» **Provided records**:

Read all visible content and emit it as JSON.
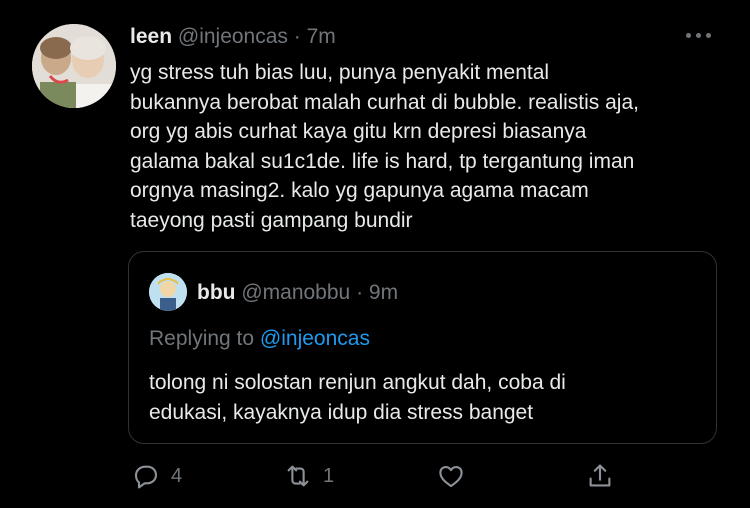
{
  "tweet": {
    "name": "leen",
    "handle": "@injeoncas",
    "dot": "·",
    "time": "7m",
    "text": "yg stress tuh bias luu, punya penyakit mental\nbukannya berobat malah curhat di bubble. realistis aja,\norg yg abis curhat kaya gitu krn depresi biasanya\ngalama bakal su1c1de. life is hard, tp tergantung iman\norgnya masing2. kalo yg gapunya agama macam\ntaeyong pasti gampang bundir"
  },
  "quote": {
    "name": "bbu",
    "handle": "@manobbu",
    "dot": "·",
    "time": "9m",
    "replying_prefix": "Replying to ",
    "replying_to": "@injeoncas",
    "text": "tolong ni solostan renjun angkut dah, coba di\nedukasi, kayaknya idup dia stress banget"
  },
  "actions": {
    "reply_count": "4",
    "retweet_count": "1"
  },
  "colors": {
    "background": "#000000",
    "text": "#e7e9ea",
    "muted": "#71767b",
    "link": "#1d9bf0",
    "border": "#2f3336"
  },
  "icons": [
    "more-icon",
    "reply-icon",
    "retweet-icon",
    "like-icon",
    "share-icon"
  ]
}
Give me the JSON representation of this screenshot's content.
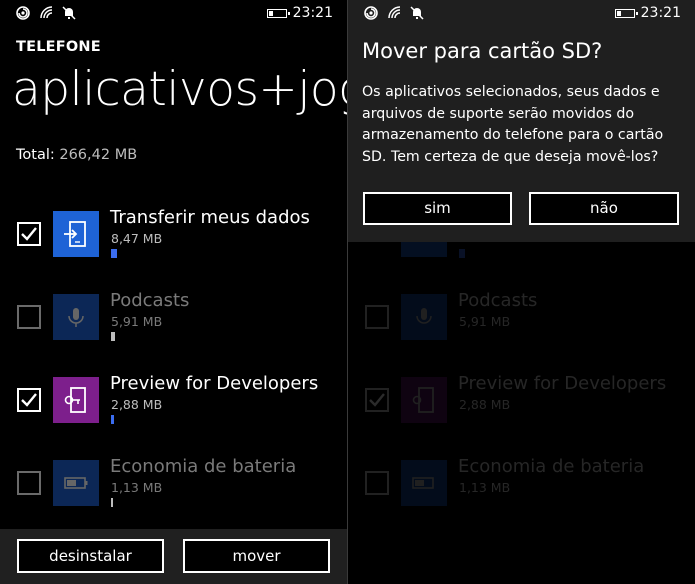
{
  "status": {
    "time": "23:21"
  },
  "main": {
    "app_title": "TELEFONE",
    "page_title": "aplicativos+jogos",
    "total_label": "Total:",
    "total_value": "266,42 MB",
    "items": [
      {
        "name": "Transferir meus dados",
        "size": "8,47 MB",
        "checked": true,
        "tile_color": "#1e63d6",
        "bar_color": "#3b6df0",
        "icon": "transfer-icon"
      },
      {
        "name": "Podcasts",
        "size": "5,91 MB",
        "checked": false,
        "tile_color": "#1e63d6",
        "bar_color": "#bdbdbd",
        "icon": "microphone-icon"
      },
      {
        "name": "Preview for Developers",
        "size": "2,88 MB",
        "checked": true,
        "tile_color": "#7d1f8c",
        "bar_color": "#3b6df0",
        "icon": "phone-key-icon"
      },
      {
        "name": "Economia de bateria",
        "size": "1,13 MB",
        "checked": false,
        "tile_color": "#1e63d6",
        "bar_color": "#bdbdbd",
        "icon": "battery-icon"
      }
    ],
    "appbar": {
      "uninstall_label": "desinstalar",
      "move_label": "mover"
    }
  },
  "dialog": {
    "title": "Mover para cartão SD?",
    "message": "Os aplicativos selecionados, seus dados e arquivos de suporte serão movidos do armazenamento do telefone para o cartão SD. Tem certeza de que deseja movê-los?",
    "yes_label": "sim",
    "no_label": "não"
  }
}
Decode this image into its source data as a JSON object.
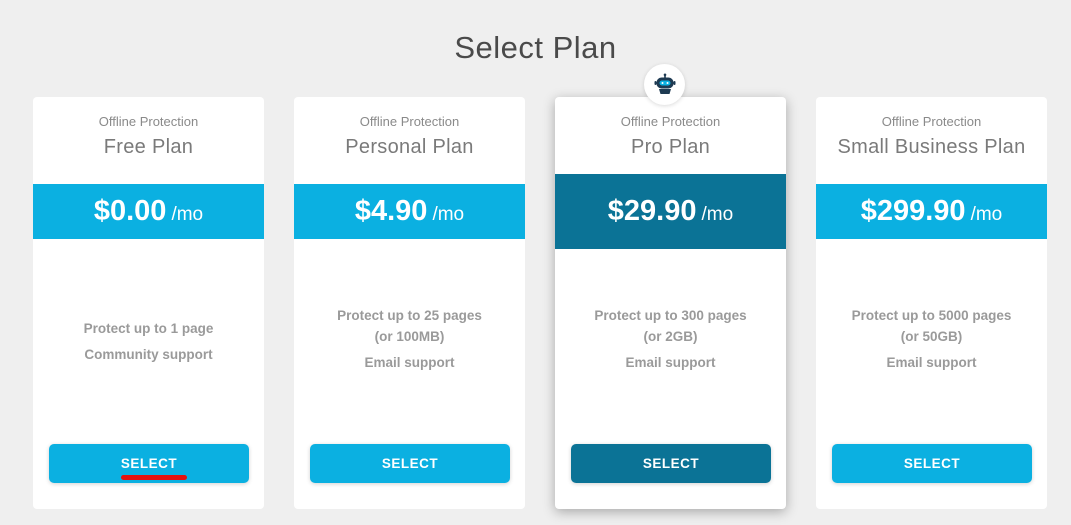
{
  "page": {
    "title": "Select Plan"
  },
  "plans": [
    {
      "subtitle": "Offline Protection",
      "name": "Free Plan",
      "price": "$0.00",
      "period": "/mo",
      "features": [
        "Protect up to 1 page",
        "Community support"
      ],
      "button_label": "SELECT"
    },
    {
      "subtitle": "Offline Protection",
      "name": "Personal Plan",
      "price": "$4.90",
      "period": "/mo",
      "features": [
        "Protect up to 25 pages",
        "(or 100MB)",
        "Email support"
      ],
      "button_label": "SELECT"
    },
    {
      "subtitle": "Offline Protection",
      "name": "Pro Plan",
      "price": "$29.90",
      "period": "/mo",
      "features": [
        "Protect up to 300 pages",
        "(or 2GB)",
        "Email support"
      ],
      "button_label": "SELECT",
      "featured": true
    },
    {
      "subtitle": "Offline Protection",
      "name": "Small Business Plan",
      "price": "$299.90",
      "period": "/mo",
      "features": [
        "Protect up to 5000 pages",
        "(or 50GB)",
        "Email support"
      ],
      "button_label": "SELECT"
    }
  ],
  "featured_badge": {
    "icon": "robot-icon"
  },
  "colors": {
    "accent": "#0bb0e1",
    "featured": "#0b7396",
    "annotation": "#e3120f"
  }
}
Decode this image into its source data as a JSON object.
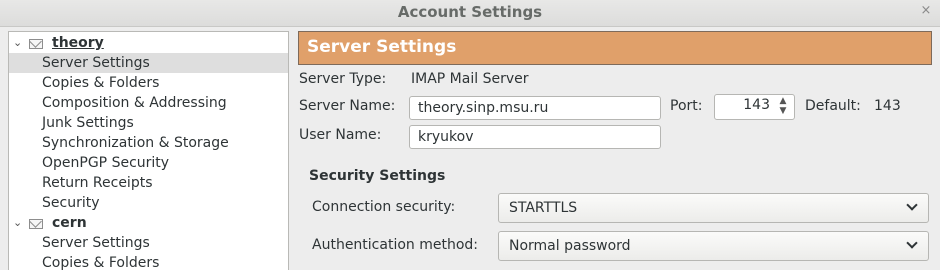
{
  "window": {
    "title": "Account Settings",
    "close_glyph": "×"
  },
  "sidebar": {
    "accounts": [
      {
        "name": "theory",
        "expanded": true,
        "icon": "mail-icon",
        "items": [
          "Server Settings",
          "Copies & Folders",
          "Composition & Addressing",
          "Junk Settings",
          "Synchronization & Storage",
          "OpenPGP Security",
          "Return Receipts",
          "Security"
        ],
        "selected_item": "Server Settings"
      },
      {
        "name": "cern",
        "expanded": true,
        "icon": "mail-icon",
        "items": [
          "Server Settings",
          "Copies & Folders"
        ]
      }
    ]
  },
  "main": {
    "banner_title": "Server Settings",
    "banner_color": "#e0a06a",
    "server_type_label": "Server Type:",
    "server_type_value": "IMAP Mail Server",
    "server_name_label": "Server Name:",
    "server_name_value": "theory.sinp.msu.ru",
    "port_label": "Port:",
    "port_value": "143",
    "default_label": "Default:",
    "default_value": "143",
    "user_name_label": "User Name:",
    "user_name_value": "kryukov",
    "security_title": "Security Settings",
    "connection_security_label": "Connection security:",
    "connection_security_value": "STARTTLS",
    "auth_method_label": "Authentication method:",
    "auth_method_value": "Normal password"
  }
}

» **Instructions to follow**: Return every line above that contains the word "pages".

» **Result of the task**:
        "Protect up to 25 pages",
        "Protect up to 300 pages",
        "Protect up to 5000 pages",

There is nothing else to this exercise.